Provided information START

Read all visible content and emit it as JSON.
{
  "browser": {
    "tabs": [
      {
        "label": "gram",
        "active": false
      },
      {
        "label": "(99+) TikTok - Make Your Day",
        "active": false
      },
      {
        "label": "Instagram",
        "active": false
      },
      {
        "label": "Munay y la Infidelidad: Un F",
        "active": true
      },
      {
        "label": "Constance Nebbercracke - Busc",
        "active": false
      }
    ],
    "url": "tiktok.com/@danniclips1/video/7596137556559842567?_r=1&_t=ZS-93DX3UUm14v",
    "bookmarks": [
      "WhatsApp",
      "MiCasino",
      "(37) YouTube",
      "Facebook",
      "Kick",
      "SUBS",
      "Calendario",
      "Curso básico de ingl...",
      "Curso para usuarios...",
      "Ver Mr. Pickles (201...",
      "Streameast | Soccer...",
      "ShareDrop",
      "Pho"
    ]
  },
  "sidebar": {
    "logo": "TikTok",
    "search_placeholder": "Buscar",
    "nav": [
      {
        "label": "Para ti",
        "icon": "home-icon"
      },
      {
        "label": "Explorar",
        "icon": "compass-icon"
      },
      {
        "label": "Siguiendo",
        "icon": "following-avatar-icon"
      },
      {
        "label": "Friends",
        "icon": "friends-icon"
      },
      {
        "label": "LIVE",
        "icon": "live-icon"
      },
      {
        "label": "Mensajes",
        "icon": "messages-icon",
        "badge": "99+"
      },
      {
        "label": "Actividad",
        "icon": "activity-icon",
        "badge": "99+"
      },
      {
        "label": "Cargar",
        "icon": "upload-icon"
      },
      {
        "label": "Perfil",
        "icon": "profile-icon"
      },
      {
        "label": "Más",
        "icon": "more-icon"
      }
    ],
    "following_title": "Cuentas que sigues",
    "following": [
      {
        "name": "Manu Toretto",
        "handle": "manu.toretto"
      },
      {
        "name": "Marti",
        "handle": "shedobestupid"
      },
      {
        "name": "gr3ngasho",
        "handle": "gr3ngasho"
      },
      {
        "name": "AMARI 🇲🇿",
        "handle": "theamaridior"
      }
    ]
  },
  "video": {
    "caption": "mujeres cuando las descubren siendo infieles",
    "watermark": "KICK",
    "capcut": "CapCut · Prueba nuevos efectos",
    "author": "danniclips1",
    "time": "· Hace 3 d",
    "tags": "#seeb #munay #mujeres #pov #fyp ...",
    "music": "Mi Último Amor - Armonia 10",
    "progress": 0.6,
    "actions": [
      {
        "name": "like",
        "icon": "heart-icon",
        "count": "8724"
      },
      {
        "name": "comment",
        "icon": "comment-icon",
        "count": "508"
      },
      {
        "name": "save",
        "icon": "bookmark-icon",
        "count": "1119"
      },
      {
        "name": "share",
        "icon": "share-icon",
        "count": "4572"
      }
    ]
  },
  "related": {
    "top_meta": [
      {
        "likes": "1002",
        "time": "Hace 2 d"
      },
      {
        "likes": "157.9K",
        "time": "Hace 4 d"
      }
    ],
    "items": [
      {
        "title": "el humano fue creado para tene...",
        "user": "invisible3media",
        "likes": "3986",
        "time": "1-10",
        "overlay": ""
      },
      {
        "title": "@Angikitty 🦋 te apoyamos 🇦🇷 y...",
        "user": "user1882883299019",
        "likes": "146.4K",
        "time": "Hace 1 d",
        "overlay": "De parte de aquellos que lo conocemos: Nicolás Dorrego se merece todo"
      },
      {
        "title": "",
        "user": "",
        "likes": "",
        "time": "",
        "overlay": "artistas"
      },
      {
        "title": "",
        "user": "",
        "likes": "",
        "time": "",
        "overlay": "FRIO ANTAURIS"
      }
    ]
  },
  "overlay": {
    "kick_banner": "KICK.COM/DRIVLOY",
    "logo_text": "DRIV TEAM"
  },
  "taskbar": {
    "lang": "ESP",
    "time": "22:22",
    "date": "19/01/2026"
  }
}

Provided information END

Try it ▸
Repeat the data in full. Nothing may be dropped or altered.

Completed exercise ▸
Read all visible content and emit it as JSON.
{
  "browser": {
    "tabs": [
      {
        "label": "gram",
        "active": false
      },
      {
        "label": "(99+) TikTok - Make Your Day",
        "active": false
      },
      {
        "label": "Instagram",
        "active": false
      },
      {
        "label": "Munay y la Infidelidad: Un F",
        "active": true
      },
      {
        "label": "Constance Nebbercracke - Busc",
        "active": false
      }
    ],
    "url": "tiktok.com/@danniclips1/video/7596137556559842567?_r=1&_t=ZS-93DX3UUm14v",
    "bookmarks": [
      "WhatsApp",
      "MiCasino",
      "(37) YouTube",
      "Facebook",
      "Kick",
      "SUBS",
      "Calendario",
      "Curso básico de ingl...",
      "Curso para usuarios...",
      "Ver Mr. Pickles (201...",
      "Streameast | Soccer...",
      "ShareDrop",
      "Pho"
    ]
  },
  "sidebar": {
    "logo": "TikTok",
    "search_placeholder": "Buscar",
    "nav": [
      {
        "label": "Para ti",
        "icon": "home-icon"
      },
      {
        "label": "Explorar",
        "icon": "compass-icon"
      },
      {
        "label": "Siguiendo",
        "icon": "following-avatar-icon"
      },
      {
        "label": "Friends",
        "icon": "friends-icon"
      },
      {
        "label": "LIVE",
        "icon": "live-icon"
      },
      {
        "label": "Mensajes",
        "icon": "messages-icon",
        "badge": "99+"
      },
      {
        "label": "Actividad",
        "icon": "activity-icon",
        "badge": "99+"
      },
      {
        "label": "Cargar",
        "icon": "upload-icon"
      },
      {
        "label": "Perfil",
        "icon": "profile-icon"
      },
      {
        "label": "Más",
        "icon": "more-icon"
      }
    ],
    "following_title": "Cuentas que sigues",
    "following": [
      {
        "name": "Manu Toretto",
        "handle": "manu.toretto"
      },
      {
        "name": "Marti",
        "handle": "shedobestupid"
      },
      {
        "name": "gr3ngasho",
        "handle": "gr3ngasho"
      },
      {
        "name": "AMARI 🇲🇿",
        "handle": "theamaridior"
      }
    ]
  },
  "video": {
    "caption": "mujeres cuando las descubren siendo infieles",
    "watermark": "KICK",
    "capcut": "CapCut · Prueba nuevos efectos",
    "author": "danniclips1",
    "time": "· Hace 3 d",
    "tags": "#seeb #munay #mujeres #pov #fyp ...",
    "music": "Mi Último Amor - Armonia 10",
    "progress": 0.6,
    "actions": [
      {
        "name": "like",
        "icon": "heart-icon",
        "count": "8724"
      },
      {
        "name": "comment",
        "icon": "comment-icon",
        "count": "508"
      },
      {
        "name": "save",
        "icon": "bookmark-icon",
        "count": "1119"
      },
      {
        "name": "share",
        "icon": "share-icon",
        "count": "4572"
      }
    ]
  },
  "related": {
    "top_meta": [
      {
        "likes": "1002",
        "time": "Hace 2 d"
      },
      {
        "likes": "157.9K",
        "time": "Hace 4 d"
      }
    ],
    "items": [
      {
        "title": "el humano fue creado para tene...",
        "user": "invisible3media",
        "likes": "3986",
        "time": "1-10",
        "overlay": ""
      },
      {
        "title": "@Angikitty 🦋 te apoyamos 🇦🇷 y...",
        "user": "user1882883299019",
        "likes": "146.4K",
        "time": "Hace 1 d",
        "overlay": "De parte de aquellos que lo conocemos: Nicolás Dorrego se merece todo"
      },
      {
        "title": "",
        "user": "",
        "likes": "",
        "time": "",
        "overlay": "artistas"
      },
      {
        "title": "",
        "user": "",
        "likes": "",
        "time": "",
        "overlay": "FRIO ANTAURIS"
      }
    ]
  },
  "overlay": {
    "kick_banner": "KICK.COM/DRIVLOY",
    "logo_text": "DRIV TEAM"
  },
  "taskbar": {
    "lang": "ESP",
    "time": "22:22",
    "date": "19/01/2026"
  }
}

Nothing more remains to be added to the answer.